Determine which lines of the records include the word "icon", and copy them.

# # # #

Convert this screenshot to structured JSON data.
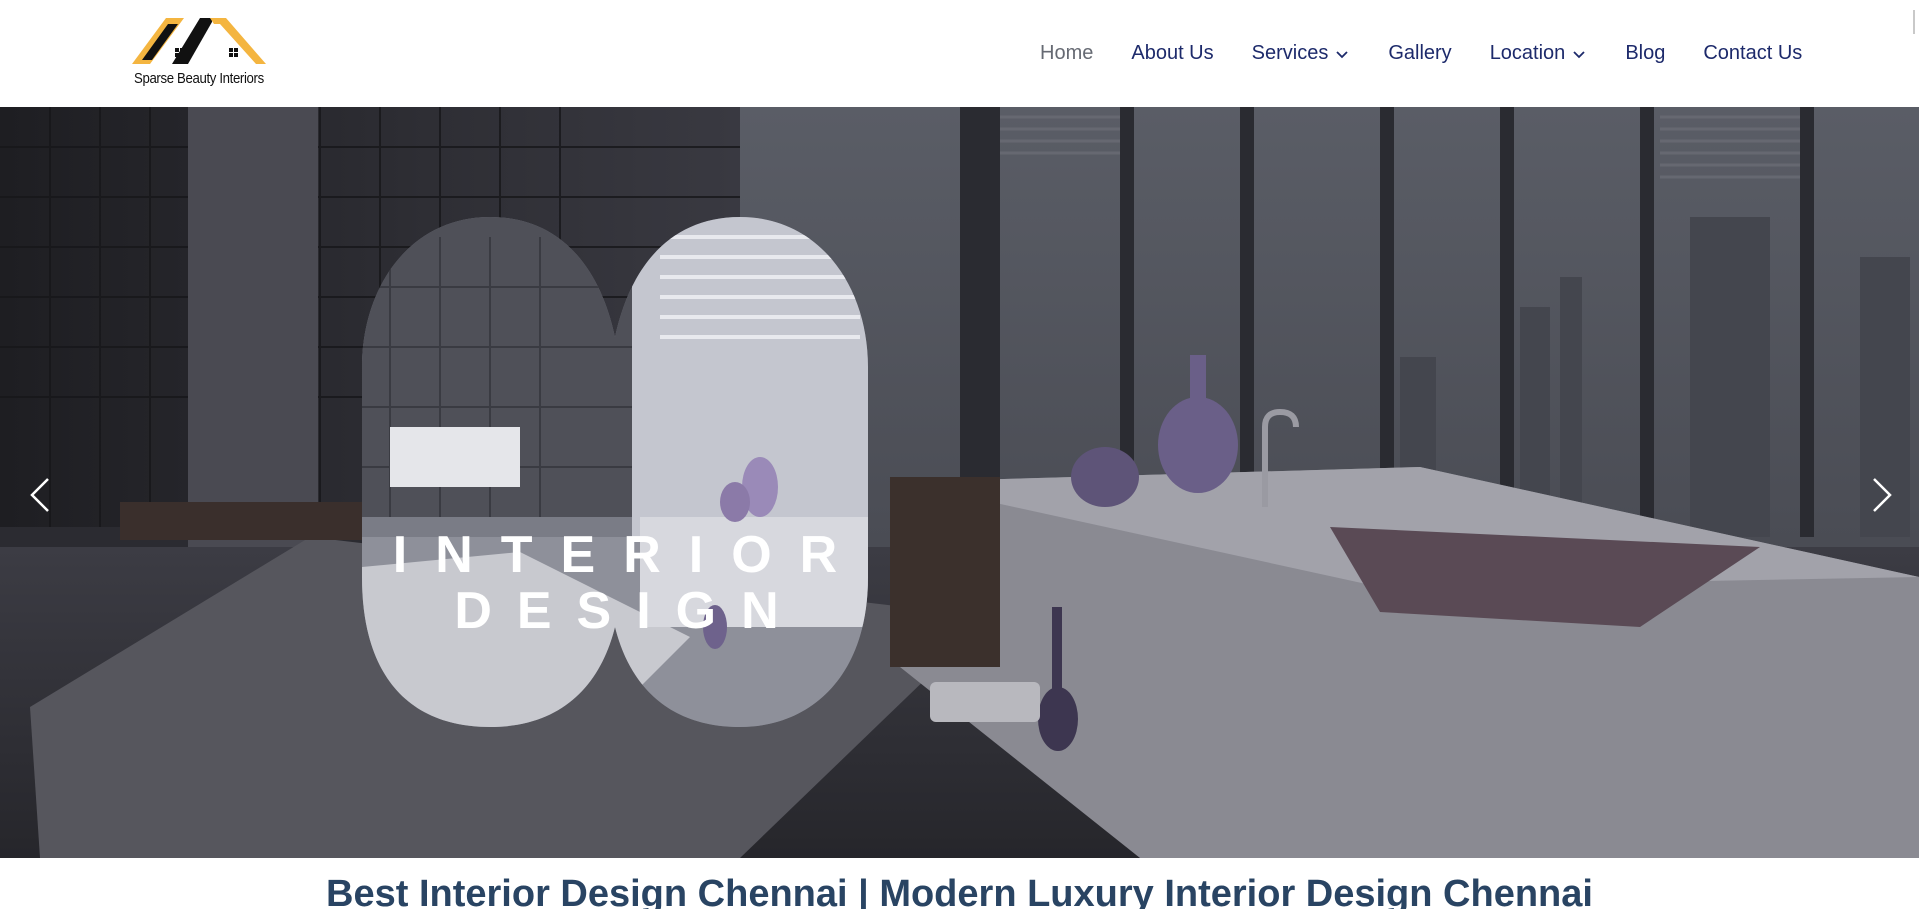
{
  "brand": {
    "name": "Sparse Beauty Interiors",
    "colors": {
      "roof_orange": "#F4B540",
      "roof_dark": "#111111"
    }
  },
  "nav": {
    "items": [
      {
        "label": "Home",
        "active": true,
        "has_dropdown": false
      },
      {
        "label": "About Us",
        "active": false,
        "has_dropdown": false
      },
      {
        "label": "Services",
        "active": false,
        "has_dropdown": true
      },
      {
        "label": "Gallery",
        "active": false,
        "has_dropdown": false
      },
      {
        "label": "Location",
        "active": false,
        "has_dropdown": true
      },
      {
        "label": "Blog",
        "active": false,
        "has_dropdown": false
      },
      {
        "label": "Contact Us",
        "active": false,
        "has_dropdown": false
      }
    ],
    "colors": {
      "link": "#1D2A6B",
      "active": "#666A73"
    }
  },
  "hero": {
    "title_line1": "INTERIOR",
    "title_line2": "DESIGN",
    "prev_icon": "chevron-left-icon",
    "next_icon": "chevron-right-icon"
  },
  "page": {
    "heading": "Best Interior Design Chennai | Modern Luxury Interior Design Chennai",
    "heading_color": "#294463"
  }
}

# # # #

→ **Reply**
    "prev_icon": "chevron-left-icon",
    "next_icon": "chevron-right-icon"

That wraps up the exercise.